Stem cell transplant; (Panel 1): Drawing of stem cells being removed from a patient or donor. Blood is collected from a vein in the arm and flows through a machine that removes the stem cells; the remaining blood is returned to a vein in the other arm. (Panel 2): Drawing of a health care provider giving a patient treatment to kill blood-forming cells. Chemotherapy is given to the patient through a catheter in the chest. (Panel 3): Drawing of stem cells being given to the patient through a catheter in the chest.
Stem cell transplant. (Step 1): Blood is taken from a vein in the arm of the donor. The patient or another person may be the donor. The blood flows through a machine that removes the stem cells. Then the blood is returned to the donor through a vein in the other arm. (Step 2): The patient receives chemotherapy to kill blood-forming cells. The patient may receive radiation therapy (not shown). (Step 3): The patient receives stem cells through a catheter placed into a blood vessel in the chest.


New types of treatment are being tested in clinical trials.

Information about clinical trials is available from the NCI Web site.

Patients may want to think about taking part in a clinical trial.

For some patients, taking part in a clinical trial may be the best treatment choice. Clinical trials are part of the cancer research process. Clinical trials are done to find out if new cancer treatments are safe and effective or better than the standard treatment.

Many of today's standard treatments for cancer are based on earlier clinical trials. Patients who take part in a clinical trial may receive the standard treatment or be among the first to receive a new treatment.

Patients who take part in clinical trials also help improve the way cancer will be treated in the future. Even when clinical trials do not lead to effective new treatments, they often answer important questions and help move research forward.

Patients can enter clinical trials before, during, or after starting their treatment.

Some clinical trials only include patients who have not yet received treatment.

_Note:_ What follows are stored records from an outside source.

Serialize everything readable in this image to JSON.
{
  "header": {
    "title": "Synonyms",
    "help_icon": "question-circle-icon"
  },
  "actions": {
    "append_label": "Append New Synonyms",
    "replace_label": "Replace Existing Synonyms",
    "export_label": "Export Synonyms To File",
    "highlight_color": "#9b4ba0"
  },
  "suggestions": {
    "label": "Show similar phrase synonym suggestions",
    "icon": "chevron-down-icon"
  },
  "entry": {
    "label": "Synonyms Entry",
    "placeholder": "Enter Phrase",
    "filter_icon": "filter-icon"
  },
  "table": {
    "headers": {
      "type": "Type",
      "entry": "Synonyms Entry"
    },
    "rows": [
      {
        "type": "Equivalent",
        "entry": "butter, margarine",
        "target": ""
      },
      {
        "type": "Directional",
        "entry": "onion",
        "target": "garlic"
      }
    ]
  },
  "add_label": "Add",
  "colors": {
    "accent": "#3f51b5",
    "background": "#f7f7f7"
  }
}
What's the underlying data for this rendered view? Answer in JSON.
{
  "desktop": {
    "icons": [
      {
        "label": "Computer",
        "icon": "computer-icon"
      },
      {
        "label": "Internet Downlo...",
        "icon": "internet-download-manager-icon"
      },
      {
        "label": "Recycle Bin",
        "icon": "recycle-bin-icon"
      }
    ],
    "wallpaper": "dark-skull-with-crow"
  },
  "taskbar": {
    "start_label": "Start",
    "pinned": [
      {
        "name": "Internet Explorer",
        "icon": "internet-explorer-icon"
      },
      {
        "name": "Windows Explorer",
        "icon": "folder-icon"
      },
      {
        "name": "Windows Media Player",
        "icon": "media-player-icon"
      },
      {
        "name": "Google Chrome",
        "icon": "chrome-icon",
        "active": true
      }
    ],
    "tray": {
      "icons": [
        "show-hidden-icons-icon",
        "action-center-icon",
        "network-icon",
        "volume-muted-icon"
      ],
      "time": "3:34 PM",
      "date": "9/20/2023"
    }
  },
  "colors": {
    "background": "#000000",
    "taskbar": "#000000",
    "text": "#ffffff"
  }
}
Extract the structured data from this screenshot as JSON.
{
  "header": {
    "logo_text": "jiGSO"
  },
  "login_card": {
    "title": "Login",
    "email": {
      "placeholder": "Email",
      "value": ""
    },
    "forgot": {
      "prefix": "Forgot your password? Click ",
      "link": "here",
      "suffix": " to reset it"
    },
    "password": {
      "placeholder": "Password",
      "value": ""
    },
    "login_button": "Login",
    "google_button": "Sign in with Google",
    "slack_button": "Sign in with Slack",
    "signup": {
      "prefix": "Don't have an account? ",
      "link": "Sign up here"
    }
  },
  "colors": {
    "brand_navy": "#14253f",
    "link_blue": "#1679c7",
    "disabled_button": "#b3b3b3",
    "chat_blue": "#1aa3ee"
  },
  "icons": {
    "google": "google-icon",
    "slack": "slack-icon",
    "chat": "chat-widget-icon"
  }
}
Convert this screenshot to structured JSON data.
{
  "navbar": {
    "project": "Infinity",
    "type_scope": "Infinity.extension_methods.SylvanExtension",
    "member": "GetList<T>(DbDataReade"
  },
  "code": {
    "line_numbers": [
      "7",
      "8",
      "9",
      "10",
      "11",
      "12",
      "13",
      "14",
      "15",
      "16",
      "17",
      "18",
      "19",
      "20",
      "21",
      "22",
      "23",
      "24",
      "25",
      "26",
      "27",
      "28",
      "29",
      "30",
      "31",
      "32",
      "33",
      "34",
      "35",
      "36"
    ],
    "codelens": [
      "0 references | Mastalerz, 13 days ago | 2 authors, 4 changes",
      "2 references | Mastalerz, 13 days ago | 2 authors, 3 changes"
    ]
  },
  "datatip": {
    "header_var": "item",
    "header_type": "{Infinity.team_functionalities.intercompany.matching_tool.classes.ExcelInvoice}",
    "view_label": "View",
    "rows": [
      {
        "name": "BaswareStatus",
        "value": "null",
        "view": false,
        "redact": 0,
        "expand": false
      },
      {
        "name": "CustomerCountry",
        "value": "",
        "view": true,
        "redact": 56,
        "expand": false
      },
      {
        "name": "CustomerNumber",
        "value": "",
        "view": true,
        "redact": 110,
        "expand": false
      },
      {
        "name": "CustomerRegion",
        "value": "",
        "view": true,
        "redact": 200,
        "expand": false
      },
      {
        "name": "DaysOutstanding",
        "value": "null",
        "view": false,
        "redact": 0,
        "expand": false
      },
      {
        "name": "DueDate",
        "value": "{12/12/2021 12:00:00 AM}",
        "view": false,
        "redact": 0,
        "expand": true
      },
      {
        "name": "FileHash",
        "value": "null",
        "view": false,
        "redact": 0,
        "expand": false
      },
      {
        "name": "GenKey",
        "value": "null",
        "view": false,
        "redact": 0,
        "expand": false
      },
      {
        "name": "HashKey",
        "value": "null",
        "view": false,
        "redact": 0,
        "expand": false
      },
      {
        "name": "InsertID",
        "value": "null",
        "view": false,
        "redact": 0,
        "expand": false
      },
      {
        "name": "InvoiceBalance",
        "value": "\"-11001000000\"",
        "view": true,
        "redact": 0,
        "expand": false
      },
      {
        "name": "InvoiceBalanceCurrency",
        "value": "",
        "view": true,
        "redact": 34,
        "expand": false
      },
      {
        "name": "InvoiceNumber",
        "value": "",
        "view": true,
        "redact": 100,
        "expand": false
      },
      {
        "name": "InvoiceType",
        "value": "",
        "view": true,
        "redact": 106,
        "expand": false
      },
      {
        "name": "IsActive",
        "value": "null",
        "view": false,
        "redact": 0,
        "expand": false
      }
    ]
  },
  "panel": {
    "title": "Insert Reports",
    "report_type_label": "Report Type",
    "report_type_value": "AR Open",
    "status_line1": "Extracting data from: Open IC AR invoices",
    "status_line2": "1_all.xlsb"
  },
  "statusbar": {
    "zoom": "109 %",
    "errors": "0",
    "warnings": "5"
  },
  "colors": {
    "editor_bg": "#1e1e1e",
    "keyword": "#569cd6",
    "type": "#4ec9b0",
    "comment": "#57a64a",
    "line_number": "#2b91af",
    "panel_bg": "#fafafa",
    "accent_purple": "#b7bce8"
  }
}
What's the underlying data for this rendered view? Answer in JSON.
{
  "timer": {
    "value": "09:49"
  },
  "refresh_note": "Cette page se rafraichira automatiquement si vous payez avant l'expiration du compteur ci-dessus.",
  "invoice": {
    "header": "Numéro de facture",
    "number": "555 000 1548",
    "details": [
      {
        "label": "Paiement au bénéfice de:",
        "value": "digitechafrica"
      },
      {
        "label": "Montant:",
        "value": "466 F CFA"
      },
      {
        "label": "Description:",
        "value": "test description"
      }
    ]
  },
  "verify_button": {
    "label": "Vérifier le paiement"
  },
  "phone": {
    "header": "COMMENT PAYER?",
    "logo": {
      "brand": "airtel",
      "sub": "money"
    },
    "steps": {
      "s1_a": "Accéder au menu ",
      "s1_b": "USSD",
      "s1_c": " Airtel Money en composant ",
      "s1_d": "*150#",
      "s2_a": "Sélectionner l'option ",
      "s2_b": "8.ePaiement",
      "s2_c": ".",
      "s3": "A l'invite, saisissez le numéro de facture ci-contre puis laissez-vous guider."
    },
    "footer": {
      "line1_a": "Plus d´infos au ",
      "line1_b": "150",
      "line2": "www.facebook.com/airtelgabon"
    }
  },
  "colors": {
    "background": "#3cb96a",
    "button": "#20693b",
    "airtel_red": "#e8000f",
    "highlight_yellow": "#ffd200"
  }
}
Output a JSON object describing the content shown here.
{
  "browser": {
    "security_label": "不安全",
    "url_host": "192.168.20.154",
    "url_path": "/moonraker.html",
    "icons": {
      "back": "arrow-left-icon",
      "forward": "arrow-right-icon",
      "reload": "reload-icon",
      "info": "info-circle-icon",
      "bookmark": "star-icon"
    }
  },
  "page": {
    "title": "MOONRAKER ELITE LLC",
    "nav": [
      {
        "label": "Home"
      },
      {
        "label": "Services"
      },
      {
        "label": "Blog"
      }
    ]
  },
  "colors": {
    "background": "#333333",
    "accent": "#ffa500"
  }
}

Other trials test treatments for patients whose cancer has not gotten better. There are also clinical trials that test new ways to stop cancer from recurring (coming back) or reduce the side effects of cancer treatment.

Clinical trials are taking place in many parts of the country. See the Treatment Options section that follows for links to current treatment clinical trials. These have been retrieved from NCI's listing of clinical trials.

Follow-up tests may be needed.

Some of the tests that were done to diagnose the cancer or to find out the stage of the cancer may be repeated. Some tests will be repeated in order to see how well the treatment is working. Decisions about whether to continue, change, or stop treatment may be based on the results of these tests. This is sometimes called re-staging.

Some of the tests will continue to be done from time to time after treatment has ended. The results of these tests can show if your condition has changed or if the cancer has recurred (come back). These tests are sometimes called follow-up tests or check-ups.